As machines augment people in performing routine physical and process-based work, thanks to robotics, automation, and cognitive computing, the work people do is changing, opening the door to new opportunities for people to add value to customers, companies, and communities. In turn, what leaders expect—and what is expected of them—is changing, too. How are you developing leaders for the future of work?
Posted by John Hagel III posted on August 20, 2018
Digital technologies continue to improve at exponential rates, creating expanding opportunity. Yet, at the same time, we are seeing growing fear within populations around the world. What explains this paradox? It may be that these same technologies are producing mounting performance pressure on all of us, as individuals and institutions.
Trending topics. Live video. Chatbots. Streaming entertainment. Augmented reality. Social media activism. Our world keeps changing faster, which means we are constantly adapting to new realities. How can organizations compete for the attention of their employees in a click-bait society? Not by fighting the changes, but by embracing them. Start by considering these six key communications shifts happening across organizations.
Four takeaways from the 2018 Next Generation CHRO Academy
The lead trend in the 2018 Deloitte Global Human Capital Trends report is for the C-suite to act as a unified “symphonic” team, rather than a collection of functional specialists.

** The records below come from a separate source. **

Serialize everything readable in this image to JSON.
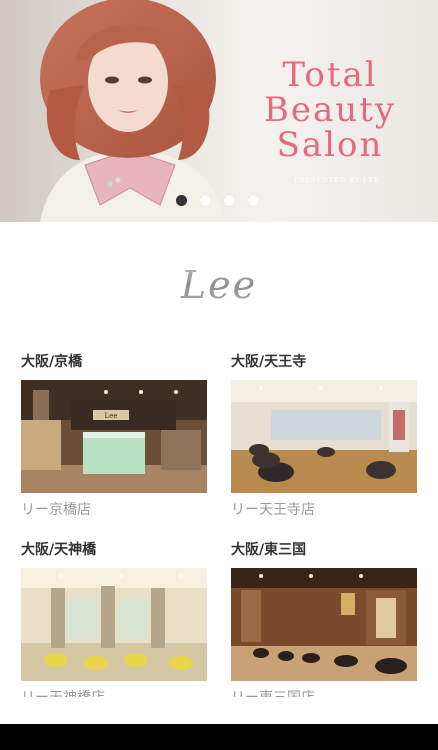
{
  "hero": {
    "title_lines": [
      "Total",
      "Beauty",
      "Salon"
    ],
    "subtitle": "PRESENTED BY LEE",
    "slide_count": 4,
    "active_slide": 1,
    "title_color": "#e56b7c"
  },
  "brand": {
    "logo_text": "Lee"
  },
  "salons": [
    {
      "region": "大阪/京橋",
      "store": "リー京橋店"
    },
    {
      "region": "大阪/天王寺",
      "store": "リー天王寺店"
    },
    {
      "region": "大阪/天神橋",
      "store": "リー天神橋店"
    },
    {
      "region": "大阪/東三国",
      "store": "リー東三国店"
    }
  ]
}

Moving out of traditional silos and applying the collective expertise and experience of the entire executive team is seen as the most effective way to solve complex, multifaceted problems.1 At Deloitte Consulting’s annual Next Generation CHRO Academy, a select group of Chief HR Officer-aspiring HR and business leaders convened to focus on what it means to be this kind of decisive, influential C-suite leader in a world of ongoing disruption.

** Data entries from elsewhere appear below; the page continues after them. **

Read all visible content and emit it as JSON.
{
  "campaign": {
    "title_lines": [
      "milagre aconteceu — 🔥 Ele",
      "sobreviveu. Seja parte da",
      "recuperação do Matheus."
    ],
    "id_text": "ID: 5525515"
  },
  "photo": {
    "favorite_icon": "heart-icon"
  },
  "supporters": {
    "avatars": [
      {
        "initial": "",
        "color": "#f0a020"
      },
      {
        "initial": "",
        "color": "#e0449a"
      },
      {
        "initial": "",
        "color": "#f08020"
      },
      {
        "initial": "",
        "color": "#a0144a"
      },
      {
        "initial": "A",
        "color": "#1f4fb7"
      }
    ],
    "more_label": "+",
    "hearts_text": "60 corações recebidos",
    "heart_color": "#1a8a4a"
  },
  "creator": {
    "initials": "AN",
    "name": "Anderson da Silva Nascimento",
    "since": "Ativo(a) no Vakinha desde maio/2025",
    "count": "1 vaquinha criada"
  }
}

Learning Measurement Part 1
For many businesses, our behaviors as consumers—our clicks, our scans, our searches—drive decisions about how, where, and when to place certain information in front of us. And that placement, determined by our own behaviors, can result in higher sales and greater revenue per advertising dollar for many of those businesses. Data and the analytics horsepower that yield these kind of insights are quickly becoming table stakes for the way most organizations interact with and engage with customers. A business strategy without a data strategy is often an indicator of a company’s naiveté,1 and many are becoming data-driven businesses. Why, then, do learning leaders often continue to struggle with the age-old battle of evaluating the value of learning to the business? Why do they continue to find it so difficult to justify increased investment? The answer: They are thinking about the problem all wrong.
Posted by Gary Cole on August 2, 2018.
One aspect of HCM cloud solutions that attracted early adopters was the promise of a “controlled” environment that forced organizations to adopt standardized business processes and data. This standardization certainly is a benefit to moving to a software as a service (SaaS) model; however, one reason for touting the benefits of a controlled environment was because that’s what the solutions were initially. Over time, these systems have evolved and now give customers the ability to extend functionality through platform as a service (PaaS) capabilities. Oracle and SAP SuccessFactors already offer PaaS options to their HCM customers, and Workday is in the process of releasing its PaaS solution to the market. Here’s what you should know.
Posted by Robin Erickson on July 31, 2018.
In the past, when a worker left a company, the employer-employee relationship all but ended. But what if organizations treated their former employees as long-term assets? Leading companies are doing just that—placing value on alumni to boost the company’s brand and bottom line.
Consistency is a key to achieving success, no matter what the activity. You would not work out just once or twice a year and expect to achieve your desired levels of physical fitness. Yet many organizations do something similar when trying to ensure optimal employee experience. These organizations utilize performance management systems in which employee-manager discussions occur sometime at the end or beginning of the year, and the results aren’t reviewed until many months later—often leading to surprises (and disappointments) on both sides.
The pay ratio disclosure requirement called for in the 2010 Dodd-Frank Wall Street Reform and Consumer Protection Act1 took effect for fiscal years beginning on or after January 1, 2017. Public companies are required to disclose the ratio of the compensation of their chief executive officer (CEO) to their median employee. Deloitte Consulting LLP analyzed pay ratio disclosures of 294 S&P 500 companies from DEF 14A filings as of April 10, 2018. Here’s a summary of what we found.